It came after the company saw expected contract renewal volume declines in the US. However, CEO Owen Killian said this dip was in line with expectations.
The company posted total sales for the three months to the end of October of €962.3m ($1.02bn), with underlying revenue down 1.2%.
The Swiss Irish food firm said its European operations saw a “solid volume performance” of 1.8%, but revenues dipped 1.4% to €436.3m ($464.6m), due to currency volatility and the €150m ($156m) investment in additional bakery capacity at its manufacturing site in Germany.
Its North American revenues were also down by 7.5% to €462.5m ($492.4m), attributed mainly to the drop of long term contract renewals with a small number of key customers in the US.
Conversely, good performance was felt in the Rest of the World markets, which jumped by 21.1% to €63.5m ($67.5m).
According to Killian, Aryzta remains focused on “unlocking the underlying revenue development of its assets and demonstrating its strong cash generating capacity.”
It expects financial costs for 2017, including hybrids, to be between €80-€95m ($85-$100m).
The reduction in total group debt funding costs will provide earnings per share (EPS) support for the upcoming financial year.

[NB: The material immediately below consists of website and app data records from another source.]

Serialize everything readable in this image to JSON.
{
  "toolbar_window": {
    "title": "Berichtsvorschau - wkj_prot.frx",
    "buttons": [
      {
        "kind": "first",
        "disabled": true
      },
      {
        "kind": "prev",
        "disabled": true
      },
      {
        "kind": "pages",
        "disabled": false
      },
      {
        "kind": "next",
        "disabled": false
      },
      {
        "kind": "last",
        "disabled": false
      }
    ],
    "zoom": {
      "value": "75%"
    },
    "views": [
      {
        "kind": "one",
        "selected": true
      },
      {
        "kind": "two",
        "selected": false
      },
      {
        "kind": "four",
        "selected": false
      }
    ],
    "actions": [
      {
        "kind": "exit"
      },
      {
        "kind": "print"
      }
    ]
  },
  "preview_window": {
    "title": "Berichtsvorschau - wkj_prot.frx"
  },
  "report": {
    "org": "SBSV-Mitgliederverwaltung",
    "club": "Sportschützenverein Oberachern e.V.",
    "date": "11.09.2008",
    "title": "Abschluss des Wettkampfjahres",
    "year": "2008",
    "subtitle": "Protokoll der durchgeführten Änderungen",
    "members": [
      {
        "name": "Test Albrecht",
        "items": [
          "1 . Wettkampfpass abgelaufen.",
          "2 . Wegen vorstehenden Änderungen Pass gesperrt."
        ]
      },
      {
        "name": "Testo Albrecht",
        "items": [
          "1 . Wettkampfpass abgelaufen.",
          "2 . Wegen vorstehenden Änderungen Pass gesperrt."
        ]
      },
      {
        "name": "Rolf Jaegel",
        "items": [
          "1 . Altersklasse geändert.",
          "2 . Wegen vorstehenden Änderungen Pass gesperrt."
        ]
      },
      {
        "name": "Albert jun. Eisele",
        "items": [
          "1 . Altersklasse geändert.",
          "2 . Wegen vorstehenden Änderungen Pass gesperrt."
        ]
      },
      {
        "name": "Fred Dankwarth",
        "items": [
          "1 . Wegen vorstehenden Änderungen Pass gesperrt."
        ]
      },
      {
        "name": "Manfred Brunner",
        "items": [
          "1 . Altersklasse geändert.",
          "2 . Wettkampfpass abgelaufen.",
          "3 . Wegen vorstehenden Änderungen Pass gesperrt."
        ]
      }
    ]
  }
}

Aryzta specialises in baked goods and owns the Cuisine De France and Otis Spunkmeyer brands, among others. The Zurich-based company reported a €3.82bn ($4.06bn) revenue in 2015, down from €4.8bn ($5.1bn) in 2014.